used in config.sys. EMM386 puts the processor into V86 (virtual-86)
mode and poses the same problem as QEMM or 386-to-the-Max in that
TDH386 needs to control the processor.
DOS=HIGH causes another unexplained problem that Borland is currently
investigating. The problem is manifested by TD386 appearing to load
and then failing to load all the way, causing the computer to lock up.
TF386 on some systems causes the computer to lock up when you load an app
and then hit Alt-X to quit. The causes of this behaviour are still being
investigated. For now, test TF386 on your system for compatibility. If
you have a problem, report it to Borland through our online services
(Compuserve, BIX, and Genie) or though technical suport (408.438.5300).
MAKE has been reported to hang on some systems with DOS 5.0 using the
.SWAP directive within MAKE. Removing the .SWAP has solved the problem
on all systems reporting difficulties.
BCX and QEMM
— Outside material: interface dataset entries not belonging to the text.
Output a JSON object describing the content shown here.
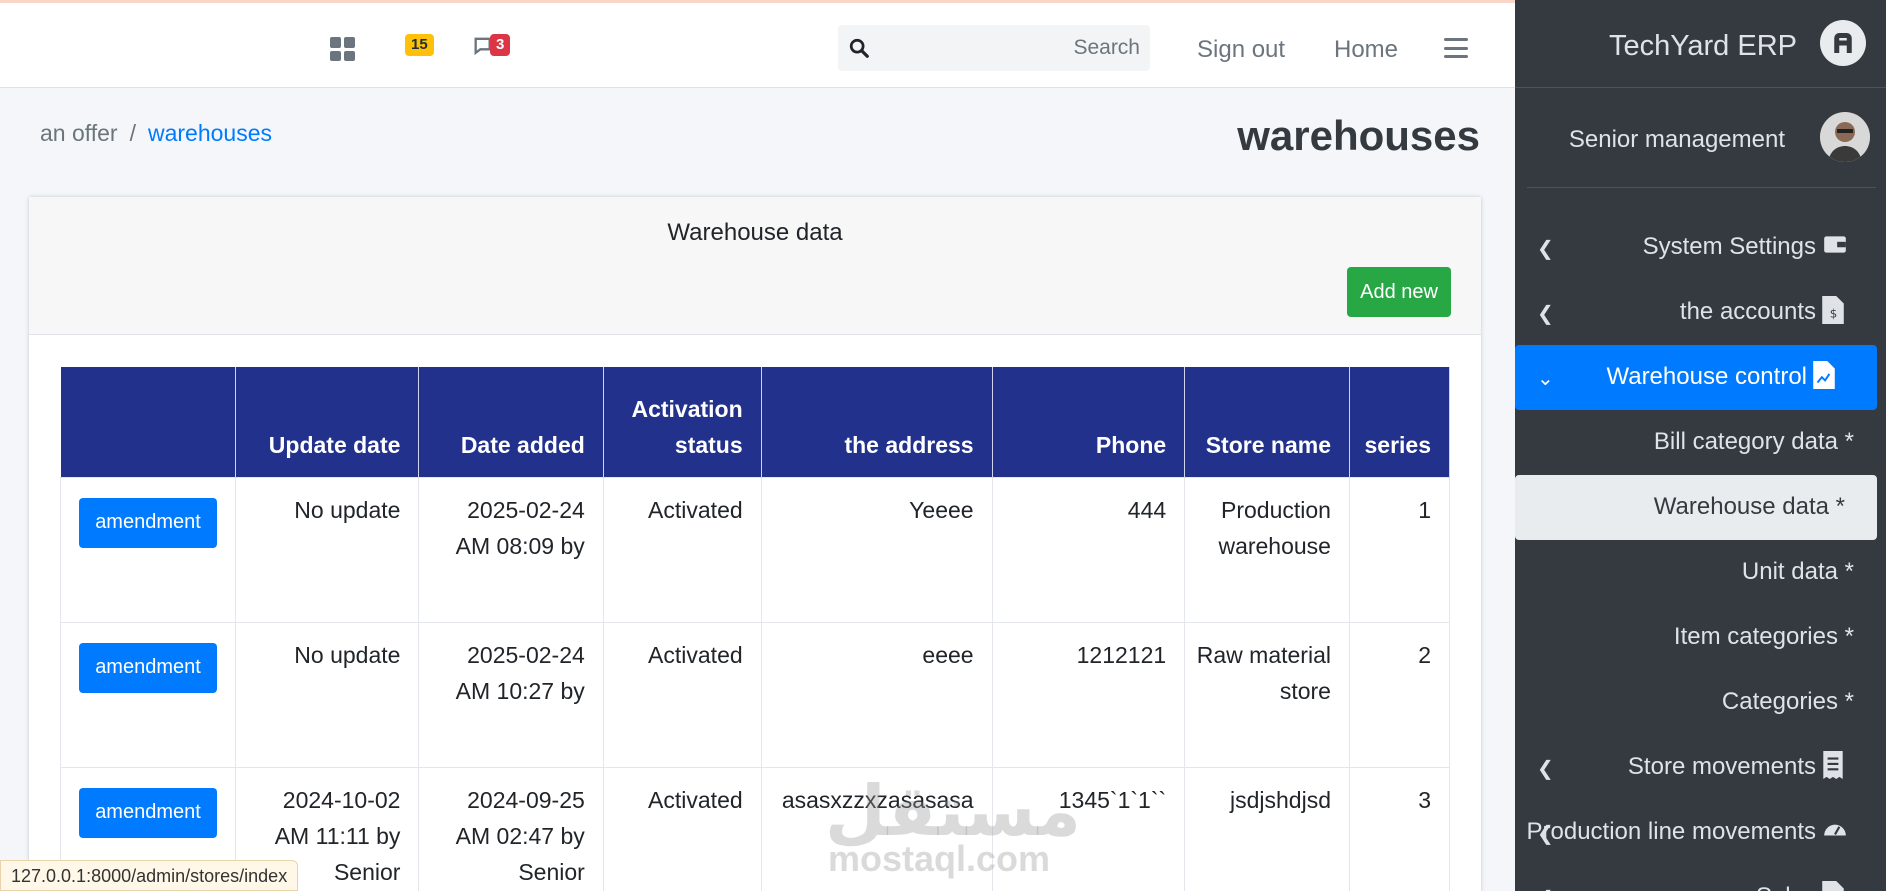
{
  "topbar": {
    "notifications_count": "15",
    "messages_count": "3",
    "search_placeholder": "Search",
    "signout_label": "Sign out",
    "home_label": "Home"
  },
  "breadcrumb": {
    "parent": "an offer",
    "separator": "/",
    "current": "warehouses"
  },
  "page_title": "warehouses",
  "card": {
    "title": "Warehouse data",
    "add_label": "Add new"
  },
  "table": {
    "headers": [
      "",
      "Update date",
      "Date added",
      "Activation status",
      "the address",
      "Phone",
      "Store name",
      "series"
    ],
    "rows": [
      {
        "action": "amendment",
        "update_date": "No update",
        "date_added": "2025-02-24 AM 08:09 by",
        "status": "Activated",
        "address": "Yeeee",
        "phone": "444",
        "store_name": "Production warehouse",
        "series": "1"
      },
      {
        "action": "amendment",
        "update_date": "No update",
        "date_added": "2025-02-24 AM 10:27 by",
        "status": "Activated",
        "address": "eeee",
        "phone": "1212121",
        "store_name": "Raw material store",
        "series": "2"
      },
      {
        "action": "amendment",
        "update_date": "2024-10-02 AM 11:11 by Senior",
        "date_added": "2024-09-25 AM 02:47 by Senior",
        "status": "Activated",
        "address": "asasxzzxzasasasa",
        "phone": "1345`1`1``",
        "store_name": "jsdjshdjsd",
        "series": "3"
      }
    ]
  },
  "sidebar": {
    "brand": "TechYard ERP",
    "user": "Senior management",
    "items": [
      {
        "label": "System Settings"
      },
      {
        "label": "the accounts"
      },
      {
        "label": "Warehouse control"
      },
      {
        "label": "Bill category data *"
      },
      {
        "label": "Warehouse data *"
      },
      {
        "label": "Unit data *"
      },
      {
        "label": "Item categories *"
      },
      {
        "label": "Categories *"
      },
      {
        "label": "Store movements"
      },
      {
        "label": "Production line movements"
      },
      {
        "label": "Sales"
      }
    ]
  },
  "status_url": "127.0.0.1:8000/admin/stores/index",
  "watermark": {
    "arabic": "مستقل",
    "latin": "mostaql.com"
  }
}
When you are using EMM386, Windows will no longer work in Standard Mode, thus
preventing a person from running BCX and Windows simultaneously. However,
if you use QEMM-386 (a memory management product from Quarterdeck Software),
you can run Windows in Standard mode without a problem, thus gaining
signficant flexibility. QEMM-386 will also work with "dos=high"
and "devicehigh" without any apparent problems. QEMM-386 also seems to be
more efficient than EMM386 in loading resident programs up into upper memory
blocks as well as offering more options for custom configuration. Furthermore,
QEMM-386 takes approximately 7K less memory below 640K than DOS 5's
HIMEM/EMM386 combination. For many uses, QEMM offers a superior solution
to memory management rather than using DOS 5's HIMEM and EMM386 utilities.
DOS 5.0 and Windows 386 Enhanced Mode and BC++
DOS 5.0 includes the ability to load device drivers and TSR's above 640K
to free up more memory to applications. This ability is very useful under
Windows 3.0 when running BC++ (BC.EXE) in 386 Enhanced mode. Under DOS 5.0,
you can achieve a DOS box with 600K+ of available memory which can
dramatically speed up BC++ compile/link times, approaching BCX compile/link
times for small to medium input files. The overall strategy for those
people running BC++ under 386 Enhanced Windows is to maximize the amount of
memory available in a DOS box so that BC++ will have more memory to work
with before it has to swap to EMS or to disk. Be sure to "lock" your
application and EMS memory in your PIF file, just as before DOS 5.0.
DOS 5 has been reported to cause conflicts with certain mouse drivers,
device drivers, BIOS versions, and TSR's. Many times a perceived problem
with Borland products is not due to a direct incompatibility but a side
effect of an incompatibility with another product. When trying to
determine if there is an incompatibility between your system, DOS 5, and our
products, try booting with a config.sys and autoexec.bat similar to
those shown below:
prompt $p $g
With DOS 5 comes a higher degree of technical complexity in configuring one's
computer system(s) for optimal operation. Borland is committed to ensuring
that our software works with DOS 5 and we will provide whatever is needed to
customers so that they can utilize the advantageous features of DOS 5.